*** Opening of Records for this task ***

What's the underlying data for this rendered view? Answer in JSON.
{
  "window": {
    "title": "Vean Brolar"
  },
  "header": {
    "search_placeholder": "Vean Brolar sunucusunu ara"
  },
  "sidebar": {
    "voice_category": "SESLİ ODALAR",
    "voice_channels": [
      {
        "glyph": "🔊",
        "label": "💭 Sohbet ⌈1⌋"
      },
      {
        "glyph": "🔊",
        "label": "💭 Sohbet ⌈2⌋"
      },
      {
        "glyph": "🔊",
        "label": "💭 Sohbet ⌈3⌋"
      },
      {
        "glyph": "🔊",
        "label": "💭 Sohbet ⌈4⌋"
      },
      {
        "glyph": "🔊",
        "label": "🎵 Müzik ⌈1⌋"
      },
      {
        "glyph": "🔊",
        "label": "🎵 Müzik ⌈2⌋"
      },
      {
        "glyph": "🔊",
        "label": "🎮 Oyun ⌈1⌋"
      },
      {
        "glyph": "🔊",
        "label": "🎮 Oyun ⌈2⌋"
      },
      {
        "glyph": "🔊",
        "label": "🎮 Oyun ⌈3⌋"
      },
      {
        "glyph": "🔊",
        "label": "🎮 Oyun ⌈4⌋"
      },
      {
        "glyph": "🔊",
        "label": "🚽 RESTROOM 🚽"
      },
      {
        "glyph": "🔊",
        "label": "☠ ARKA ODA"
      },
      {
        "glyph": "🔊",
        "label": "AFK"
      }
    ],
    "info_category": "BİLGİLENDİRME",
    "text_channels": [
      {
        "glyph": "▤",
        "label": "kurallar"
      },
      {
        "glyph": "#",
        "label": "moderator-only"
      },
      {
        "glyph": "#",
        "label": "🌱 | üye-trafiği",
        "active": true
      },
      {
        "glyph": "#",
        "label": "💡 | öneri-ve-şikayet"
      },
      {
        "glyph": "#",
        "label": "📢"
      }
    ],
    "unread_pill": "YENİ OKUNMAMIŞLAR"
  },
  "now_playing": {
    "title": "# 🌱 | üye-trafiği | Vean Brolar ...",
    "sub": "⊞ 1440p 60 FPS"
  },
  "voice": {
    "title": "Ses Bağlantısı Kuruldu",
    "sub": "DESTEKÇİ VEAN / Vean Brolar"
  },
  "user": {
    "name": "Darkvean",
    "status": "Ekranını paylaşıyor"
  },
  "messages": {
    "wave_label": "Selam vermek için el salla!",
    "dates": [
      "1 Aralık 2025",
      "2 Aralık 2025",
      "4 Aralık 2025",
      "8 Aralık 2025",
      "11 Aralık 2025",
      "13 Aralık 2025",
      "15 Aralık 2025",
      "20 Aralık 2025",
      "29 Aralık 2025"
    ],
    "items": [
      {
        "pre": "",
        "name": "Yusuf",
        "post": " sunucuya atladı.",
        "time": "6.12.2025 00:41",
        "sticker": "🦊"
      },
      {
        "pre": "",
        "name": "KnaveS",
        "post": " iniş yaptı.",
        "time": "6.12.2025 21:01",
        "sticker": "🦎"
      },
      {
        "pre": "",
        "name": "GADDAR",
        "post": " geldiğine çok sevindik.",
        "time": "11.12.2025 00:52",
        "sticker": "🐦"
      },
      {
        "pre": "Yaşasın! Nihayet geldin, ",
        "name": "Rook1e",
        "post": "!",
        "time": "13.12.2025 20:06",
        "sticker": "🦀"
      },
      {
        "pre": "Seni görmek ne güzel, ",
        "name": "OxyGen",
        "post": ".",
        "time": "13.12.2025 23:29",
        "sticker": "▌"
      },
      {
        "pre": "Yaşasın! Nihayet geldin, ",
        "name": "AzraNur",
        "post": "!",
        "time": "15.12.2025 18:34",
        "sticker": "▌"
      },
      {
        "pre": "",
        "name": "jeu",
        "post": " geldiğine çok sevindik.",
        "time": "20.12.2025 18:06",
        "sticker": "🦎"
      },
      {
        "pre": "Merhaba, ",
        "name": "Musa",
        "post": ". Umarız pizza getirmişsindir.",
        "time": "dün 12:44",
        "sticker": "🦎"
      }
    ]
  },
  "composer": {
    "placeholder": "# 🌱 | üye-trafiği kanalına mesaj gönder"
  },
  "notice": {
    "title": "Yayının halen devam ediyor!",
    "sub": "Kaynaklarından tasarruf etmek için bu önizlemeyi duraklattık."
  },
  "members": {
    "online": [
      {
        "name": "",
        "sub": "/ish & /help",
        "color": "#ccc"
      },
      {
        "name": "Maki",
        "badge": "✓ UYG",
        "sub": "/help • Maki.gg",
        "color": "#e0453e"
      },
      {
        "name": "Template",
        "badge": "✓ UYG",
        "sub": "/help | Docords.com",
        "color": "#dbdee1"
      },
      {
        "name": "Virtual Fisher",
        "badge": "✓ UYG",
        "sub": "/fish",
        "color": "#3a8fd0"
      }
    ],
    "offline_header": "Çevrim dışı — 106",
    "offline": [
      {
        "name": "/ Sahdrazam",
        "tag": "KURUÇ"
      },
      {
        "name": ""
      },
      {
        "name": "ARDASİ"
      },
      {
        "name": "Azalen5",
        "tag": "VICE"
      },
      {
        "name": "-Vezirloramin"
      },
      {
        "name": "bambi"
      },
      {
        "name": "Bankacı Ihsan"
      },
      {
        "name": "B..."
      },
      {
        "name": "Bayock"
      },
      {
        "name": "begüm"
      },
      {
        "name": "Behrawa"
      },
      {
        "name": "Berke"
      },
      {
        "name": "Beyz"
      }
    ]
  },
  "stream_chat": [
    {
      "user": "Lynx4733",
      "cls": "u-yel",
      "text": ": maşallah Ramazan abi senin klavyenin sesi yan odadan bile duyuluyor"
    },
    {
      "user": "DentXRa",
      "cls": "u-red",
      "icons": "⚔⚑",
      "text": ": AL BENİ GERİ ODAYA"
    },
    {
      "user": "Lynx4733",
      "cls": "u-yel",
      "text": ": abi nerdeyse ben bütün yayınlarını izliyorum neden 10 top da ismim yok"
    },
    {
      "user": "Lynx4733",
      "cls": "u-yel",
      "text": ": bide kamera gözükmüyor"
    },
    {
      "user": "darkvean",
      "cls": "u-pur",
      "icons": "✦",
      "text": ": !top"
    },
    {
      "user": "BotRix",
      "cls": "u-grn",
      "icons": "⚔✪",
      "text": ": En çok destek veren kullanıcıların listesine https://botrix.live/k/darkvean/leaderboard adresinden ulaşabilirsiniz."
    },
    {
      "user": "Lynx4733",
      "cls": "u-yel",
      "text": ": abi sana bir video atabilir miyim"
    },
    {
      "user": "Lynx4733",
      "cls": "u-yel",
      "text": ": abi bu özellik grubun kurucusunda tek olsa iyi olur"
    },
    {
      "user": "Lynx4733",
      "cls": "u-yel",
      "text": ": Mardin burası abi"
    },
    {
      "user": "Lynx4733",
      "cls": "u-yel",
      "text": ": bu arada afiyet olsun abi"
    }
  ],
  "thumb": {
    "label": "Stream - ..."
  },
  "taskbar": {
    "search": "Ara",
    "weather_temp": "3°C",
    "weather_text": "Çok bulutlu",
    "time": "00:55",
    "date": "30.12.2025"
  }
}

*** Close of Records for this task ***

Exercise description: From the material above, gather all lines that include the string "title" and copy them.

Exercise solution:
    "title": "Vean Brolar"
    "title": "# 🌱 | üye-trafiği | Vean Brolar ...",
    "title": "Ses Bağlantısı Kuruldu",
    "title": "Yayının halen devam ediyor!",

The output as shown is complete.